The lightweight thermoplastic composite materials from QPC can help reduce vehicle weight significantly. These material include two main groups: structural composites with or without textile reinforcement, and low-weight reinforced thermoplastic composites (LWRT); see Figure 1a and 1b. Structural composites have a density in the 1.1-1.7 g/cm3 range, while the areal weight of LWRT ranges from 1,200 to 2,100 g/m2.



Most of the structural materials have a PP resin matrix, but other matrix systems are also available. The reinforcement fibres are mainly chopped or continuous glass fibres. Chopped fibre length ranges from at least 25 mm up to 100 mm, which is one of the main differences with other fibre-reinforced materials and processes. An additional fabric reinforcement can be used to achieve tailor-made material properties and significantly higher mechanical properties.

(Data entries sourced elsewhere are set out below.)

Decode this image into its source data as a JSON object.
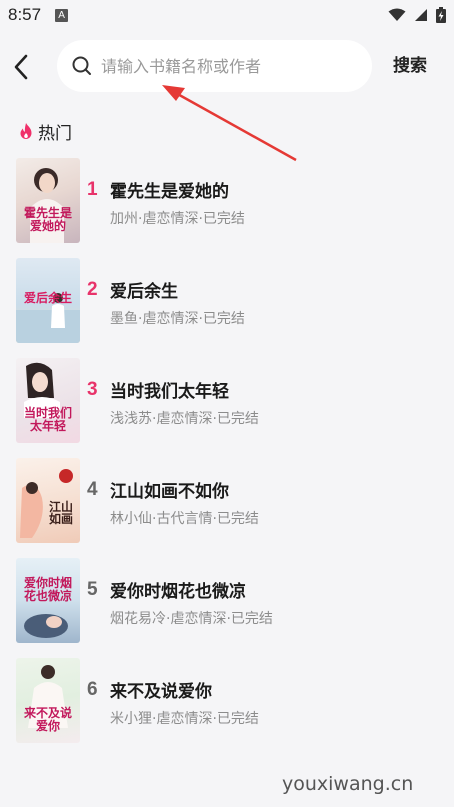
{
  "status_bar": {
    "time": "8:57",
    "notification_badge": "A",
    "icons": [
      "wifi-icon",
      "signal-icon",
      "battery-charging-icon"
    ]
  },
  "header": {
    "back_icon": "chevron-left-icon",
    "search_icon": "search-icon",
    "search_placeholder": "请输入书籍名称或作者",
    "search_value": "",
    "search_button": "搜索"
  },
  "hot_section": {
    "icon": "flame-icon",
    "title": "热门"
  },
  "colors": {
    "rank_top": "#e8336a",
    "rank_other": "#666666",
    "annotation_arrow": "#e53935",
    "flame": "#f0306a"
  },
  "books": [
    {
      "rank": "1",
      "title": "霍先生是爱她的",
      "meta": "加州·虐恋情深·已完结",
      "cover_text": "霍先生是爱她的"
    },
    {
      "rank": "2",
      "title": "爱后余生",
      "meta": "墨鱼·虐恋情深·已完结",
      "cover_text": "爱后余生"
    },
    {
      "rank": "3",
      "title": "当时我们太年轻",
      "meta": "浅浅苏·虐恋情深·已完结",
      "cover_text": "当时我们太年轻"
    },
    {
      "rank": "4",
      "title": "江山如画不如你",
      "meta": "林小仙·古代言情·已完结",
      "cover_text": "江山如画"
    },
    {
      "rank": "5",
      "title": "爱你时烟花也微凉",
      "meta": "烟花易冷·虐恋情深·已完结",
      "cover_text": "爱你时烟花也微凉"
    },
    {
      "rank": "6",
      "title": "来不及说爱你",
      "meta": "米小狸·虐恋情深·已完结",
      "cover_text": "来不及说爱你"
    }
  ],
  "watermark": "youxiwang.cn"
}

A wide range of applications

QPC’s latest innovative material developments for structural applications are mineral-filled grades for non-textile reinforced materials with improved mechanical properties (about 25% better). By using a multilayer design for fabric-reinforced materials, it is possible to eliminate additional steel reinforcements, as is already the case for front-end applications. Furthermore, heat-resistant materials using PP/PA blends, PA or PBT as resin are opening up new application fields. For extreme loads, a steel-cord-reinforced grade was developed in cooperation with Bekaert and Voestalpine Polynorm Plastics. These grades allow high-speed performance up to 80 km/h, with an excellent integrity and energy absorption level.



LWRT, the second material group, are lightweight materials used for interiors and underbodies. To save further weight in underbody applications, the automotive industry tends to replace hard materials made by injection moulding, LFT or GMT technology with these low-density materials (Fig. 2). The SymaLITE grades also exhibit excellent acoustic performance.


Both material groups have been used in different mass-produced car models for many years. If all of these applications were combined in one car, the weight-saving potential would be over 50 kg, just for the structural materials. These applications include bumper carriers, pedestrian beams, engine cradles, front-end carriers, instrument panel carriers, seating, hatchback structures, underbodies and more. The maximum weight saving is achieved by replacing metals with composites (Fig. 3).



As far as interiors are concerned, the weight-saving potential of LWRT is not as high as with structural grades. However, roughly 8 kg can be saved by using these materials in applications like instrument panel toppers, tunnel covers, door panel inserts, headliners, parcel shelves, load floors, seat back covers, trunk liners and more (Fig. 4).



Combining LWRT with structural grades would enable a weightsaving potential of more than 60 kg. It is important to understand that all materials and the corresponding applications are specified at different OEMs and fulfil all requirements. For this reason, radical innovations are not necessary, because lightweight designs can be achieved with existing systems and without excessively long pre-development phases and development times.